*** Supplied information ***
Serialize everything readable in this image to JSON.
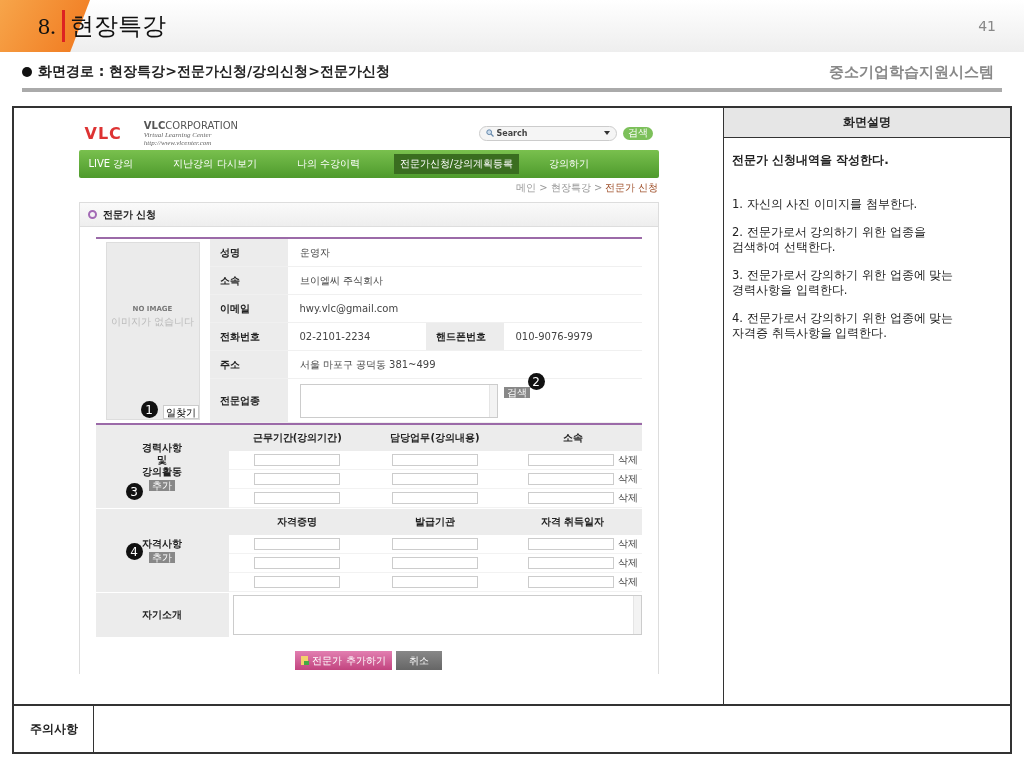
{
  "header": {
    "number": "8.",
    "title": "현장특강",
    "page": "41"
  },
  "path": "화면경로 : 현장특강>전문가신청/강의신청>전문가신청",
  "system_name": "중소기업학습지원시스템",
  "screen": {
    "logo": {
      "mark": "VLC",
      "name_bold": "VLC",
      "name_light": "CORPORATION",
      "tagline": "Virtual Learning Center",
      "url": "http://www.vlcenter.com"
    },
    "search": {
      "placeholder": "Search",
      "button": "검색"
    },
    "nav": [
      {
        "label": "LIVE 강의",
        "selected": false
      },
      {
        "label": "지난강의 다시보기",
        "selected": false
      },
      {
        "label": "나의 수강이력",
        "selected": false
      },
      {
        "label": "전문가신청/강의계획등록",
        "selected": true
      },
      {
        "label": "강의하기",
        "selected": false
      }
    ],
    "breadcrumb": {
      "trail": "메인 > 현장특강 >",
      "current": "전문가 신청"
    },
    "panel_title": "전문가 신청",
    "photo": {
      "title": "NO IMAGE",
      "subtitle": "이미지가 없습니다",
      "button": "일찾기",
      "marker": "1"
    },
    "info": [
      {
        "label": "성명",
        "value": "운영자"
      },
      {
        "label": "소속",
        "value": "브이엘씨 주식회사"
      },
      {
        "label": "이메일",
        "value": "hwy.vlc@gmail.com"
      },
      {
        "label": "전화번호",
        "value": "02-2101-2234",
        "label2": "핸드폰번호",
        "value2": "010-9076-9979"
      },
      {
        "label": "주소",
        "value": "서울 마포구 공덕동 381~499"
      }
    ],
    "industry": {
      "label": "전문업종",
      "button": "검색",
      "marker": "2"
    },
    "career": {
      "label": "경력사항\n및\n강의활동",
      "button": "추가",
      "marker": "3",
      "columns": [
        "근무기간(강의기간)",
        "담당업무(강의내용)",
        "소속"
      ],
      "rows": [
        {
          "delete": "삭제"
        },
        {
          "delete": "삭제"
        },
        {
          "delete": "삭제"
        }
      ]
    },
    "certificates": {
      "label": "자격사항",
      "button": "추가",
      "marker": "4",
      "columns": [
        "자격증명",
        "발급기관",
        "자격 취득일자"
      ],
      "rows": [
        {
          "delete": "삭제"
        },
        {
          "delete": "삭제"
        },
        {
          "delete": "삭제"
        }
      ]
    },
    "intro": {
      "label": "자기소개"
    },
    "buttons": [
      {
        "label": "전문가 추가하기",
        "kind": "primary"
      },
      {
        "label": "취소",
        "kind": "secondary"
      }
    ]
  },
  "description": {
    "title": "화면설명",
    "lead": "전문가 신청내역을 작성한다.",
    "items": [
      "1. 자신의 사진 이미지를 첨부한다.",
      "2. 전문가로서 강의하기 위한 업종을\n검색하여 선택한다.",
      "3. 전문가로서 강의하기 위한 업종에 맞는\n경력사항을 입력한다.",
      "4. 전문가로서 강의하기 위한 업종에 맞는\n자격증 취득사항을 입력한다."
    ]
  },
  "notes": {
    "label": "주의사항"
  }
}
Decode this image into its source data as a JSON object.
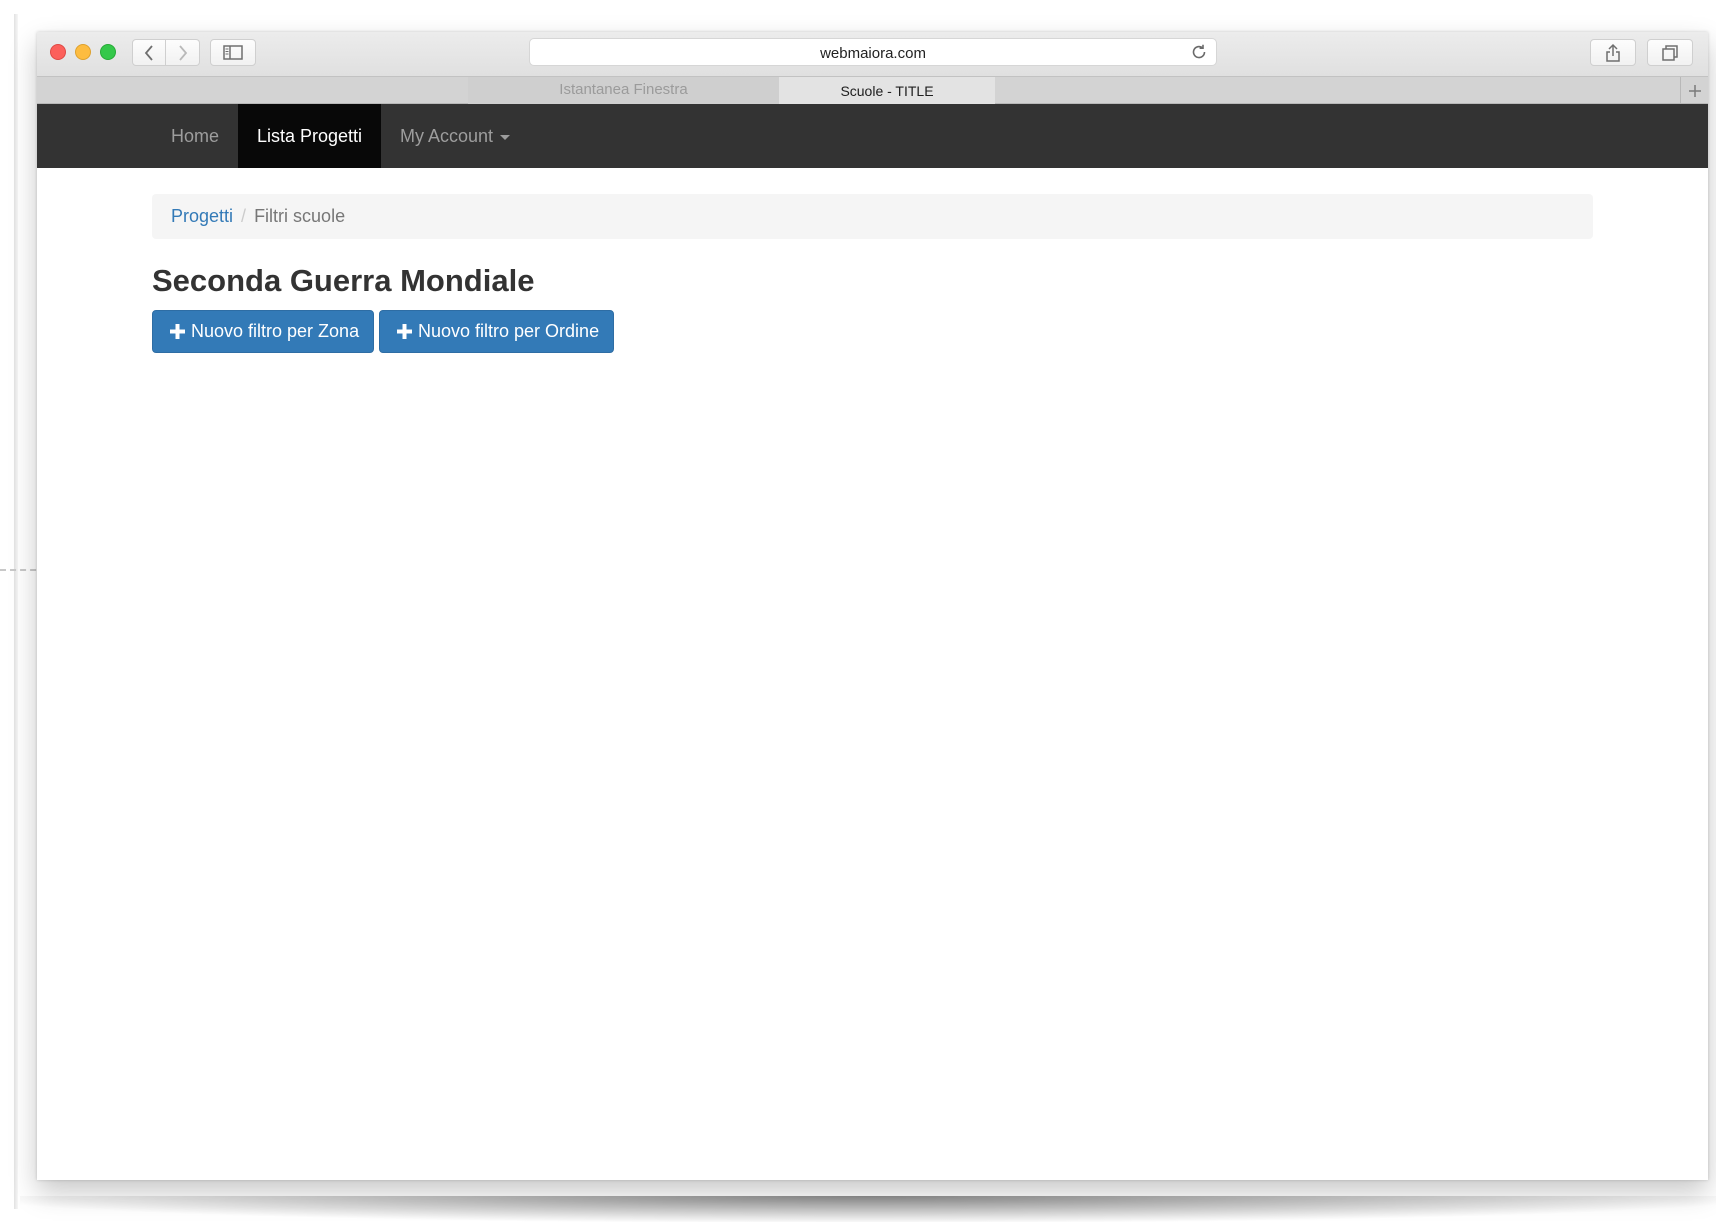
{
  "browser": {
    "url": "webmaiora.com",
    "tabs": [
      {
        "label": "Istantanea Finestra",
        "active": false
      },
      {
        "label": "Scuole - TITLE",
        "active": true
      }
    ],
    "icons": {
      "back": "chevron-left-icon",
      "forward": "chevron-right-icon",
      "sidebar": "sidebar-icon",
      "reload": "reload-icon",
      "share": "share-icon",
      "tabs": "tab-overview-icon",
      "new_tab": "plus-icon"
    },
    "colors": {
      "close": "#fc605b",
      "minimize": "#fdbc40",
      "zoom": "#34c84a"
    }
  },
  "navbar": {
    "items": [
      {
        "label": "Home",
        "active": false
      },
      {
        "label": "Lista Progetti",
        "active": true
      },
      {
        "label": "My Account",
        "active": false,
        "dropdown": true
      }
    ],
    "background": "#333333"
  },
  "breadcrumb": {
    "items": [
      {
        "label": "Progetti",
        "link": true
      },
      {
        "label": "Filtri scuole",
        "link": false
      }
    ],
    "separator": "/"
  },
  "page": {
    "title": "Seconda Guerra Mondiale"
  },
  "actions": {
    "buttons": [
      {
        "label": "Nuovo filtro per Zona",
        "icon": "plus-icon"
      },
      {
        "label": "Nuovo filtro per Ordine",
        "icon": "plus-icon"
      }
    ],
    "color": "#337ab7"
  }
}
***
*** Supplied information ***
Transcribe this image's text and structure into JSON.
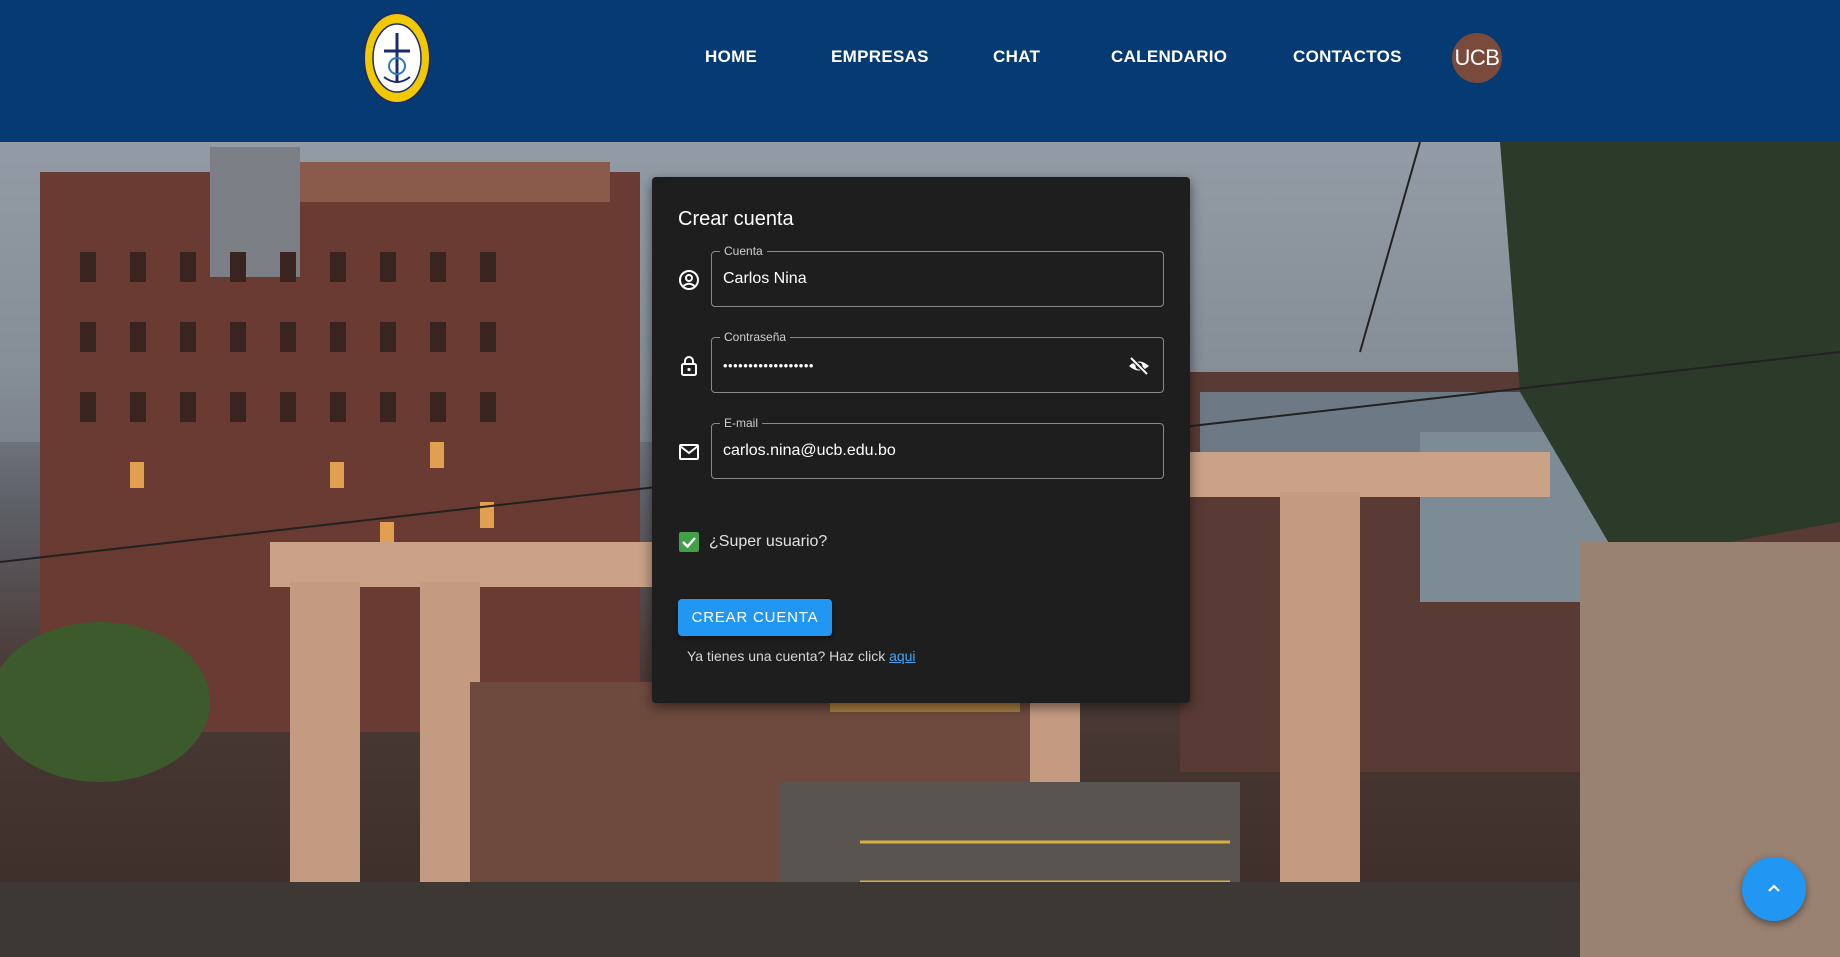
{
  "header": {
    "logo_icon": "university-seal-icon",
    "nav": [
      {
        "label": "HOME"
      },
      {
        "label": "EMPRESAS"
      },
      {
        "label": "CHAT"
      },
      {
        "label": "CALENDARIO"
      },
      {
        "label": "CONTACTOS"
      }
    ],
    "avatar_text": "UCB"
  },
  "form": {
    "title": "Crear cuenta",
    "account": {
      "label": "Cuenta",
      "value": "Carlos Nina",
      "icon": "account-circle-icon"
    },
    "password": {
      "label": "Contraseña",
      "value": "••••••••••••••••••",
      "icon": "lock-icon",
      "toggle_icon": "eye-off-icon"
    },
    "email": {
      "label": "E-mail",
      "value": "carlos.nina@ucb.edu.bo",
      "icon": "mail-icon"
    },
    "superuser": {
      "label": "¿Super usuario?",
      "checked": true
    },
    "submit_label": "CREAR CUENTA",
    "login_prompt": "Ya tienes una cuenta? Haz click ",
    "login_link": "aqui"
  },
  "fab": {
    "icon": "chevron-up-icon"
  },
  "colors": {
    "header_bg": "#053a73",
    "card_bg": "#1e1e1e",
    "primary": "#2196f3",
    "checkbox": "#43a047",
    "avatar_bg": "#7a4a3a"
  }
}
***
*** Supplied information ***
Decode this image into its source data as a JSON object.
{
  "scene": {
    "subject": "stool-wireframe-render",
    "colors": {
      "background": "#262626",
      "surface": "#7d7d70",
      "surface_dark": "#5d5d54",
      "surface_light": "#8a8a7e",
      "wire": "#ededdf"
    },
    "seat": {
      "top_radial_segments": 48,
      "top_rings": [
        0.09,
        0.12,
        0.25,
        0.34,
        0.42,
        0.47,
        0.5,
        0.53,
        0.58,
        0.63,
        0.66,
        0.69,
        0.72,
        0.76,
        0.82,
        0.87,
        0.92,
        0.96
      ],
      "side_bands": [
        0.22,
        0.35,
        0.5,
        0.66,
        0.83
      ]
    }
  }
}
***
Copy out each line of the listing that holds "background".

● Written response:
    "background": "#333333"
      "background": "#262626",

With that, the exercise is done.